Written by: Dr. Neil Franks
I remember my first triathlon. Ok, it was my only triathlon. And I wasn’t competing in it, I was a volunteer. I was leading a group of single adults from Council Road Baptist Church in Bethany, Oklahoma supporting the Lake Placid Baptist Church as it provided volunteers for the “Ironman Triathlon”. The church found a ministry of providing volunteers for the many sporting events held in the small town made famous by hosting the Winter Olympics when we still “believed in miracles (There was a great article about the church and its ministry posted by Baptist Press posted 022020 by Tim Ellsworth).
We arrived the week of the event and did all sorts of things, like manning an information booth (which was a blast as people expected us to be locals pointing out the best cafes and attractions, we had no clue), to cleaning the timing chips that go on the ankles of the athletes, did I mention they don’t take potty breaks during the race, and serving at the prerace high carb dinner (finally something I was good at).
But the most memorable moment came when I was helping an athlete check-in. I was at the bike station and I made the mistake of reaching to take the bike and just as my fingers touched the seat when the guy unloaded on me verbally with a distinctively non-southern accent. Something about how dare I, and I did not know how expensive that bike was, and several other adjectives and other descriptive language I choose not to mention here.
I was taken aback by his aggressiveness, but I was more taken aback the following day. You see the bike portion takes place after the swim portion of the race and before the run. The time in the transition between events in the exchange area critical to their final result. I just happened to be in the transition zone when I saw him literally throw his bike to the ground and quickly change shoes before exiting the area. I don’t even think he saw where his bike landed.
Imagine less than 24 hours later his most prized position was tossed to the side in a rush to leave it in the dirt. I think that is the way it will be when Jesus calls us home. All of the stuff we have spent so much of time, energy and money longing for, saving for, enjoying, and protecting will all be tossed aside.
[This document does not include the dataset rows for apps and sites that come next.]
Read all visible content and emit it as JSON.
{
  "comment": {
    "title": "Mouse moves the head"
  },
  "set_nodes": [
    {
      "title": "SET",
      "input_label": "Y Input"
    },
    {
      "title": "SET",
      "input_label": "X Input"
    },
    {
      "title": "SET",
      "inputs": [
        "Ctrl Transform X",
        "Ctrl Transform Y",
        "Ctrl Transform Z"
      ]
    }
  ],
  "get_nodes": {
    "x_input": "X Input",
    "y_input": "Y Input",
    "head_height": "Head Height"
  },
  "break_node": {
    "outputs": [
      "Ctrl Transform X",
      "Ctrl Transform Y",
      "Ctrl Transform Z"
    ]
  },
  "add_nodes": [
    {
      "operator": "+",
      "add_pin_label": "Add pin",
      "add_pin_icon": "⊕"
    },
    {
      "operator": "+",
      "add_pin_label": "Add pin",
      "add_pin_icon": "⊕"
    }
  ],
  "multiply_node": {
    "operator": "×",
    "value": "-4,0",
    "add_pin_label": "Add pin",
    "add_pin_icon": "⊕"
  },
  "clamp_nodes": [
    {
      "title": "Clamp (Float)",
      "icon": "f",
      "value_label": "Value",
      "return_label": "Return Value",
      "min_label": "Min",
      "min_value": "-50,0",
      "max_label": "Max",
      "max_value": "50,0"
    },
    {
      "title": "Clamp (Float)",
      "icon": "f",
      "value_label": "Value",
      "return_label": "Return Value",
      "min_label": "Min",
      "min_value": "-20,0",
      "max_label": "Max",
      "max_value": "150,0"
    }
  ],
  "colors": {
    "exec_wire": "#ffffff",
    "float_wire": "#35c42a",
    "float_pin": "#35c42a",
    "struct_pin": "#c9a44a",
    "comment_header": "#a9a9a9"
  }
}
Now we do need to make sure someone will come along and benefit from it, (I am sure the athlete had a person designated to retrieve the bike), which is why we help people with their estate plans and if you don’t have one you should call us. But, the resurrection is about another and better estate plan. Jesus reminded his friends, that in His Father’s house there are many mansions (estates) and He has gone to prepare one for each of us.
As you celebrate Easter, whether in church or in a sheltering at home position, the empty tomb is the assurance of a better plan for an estate that will last forever.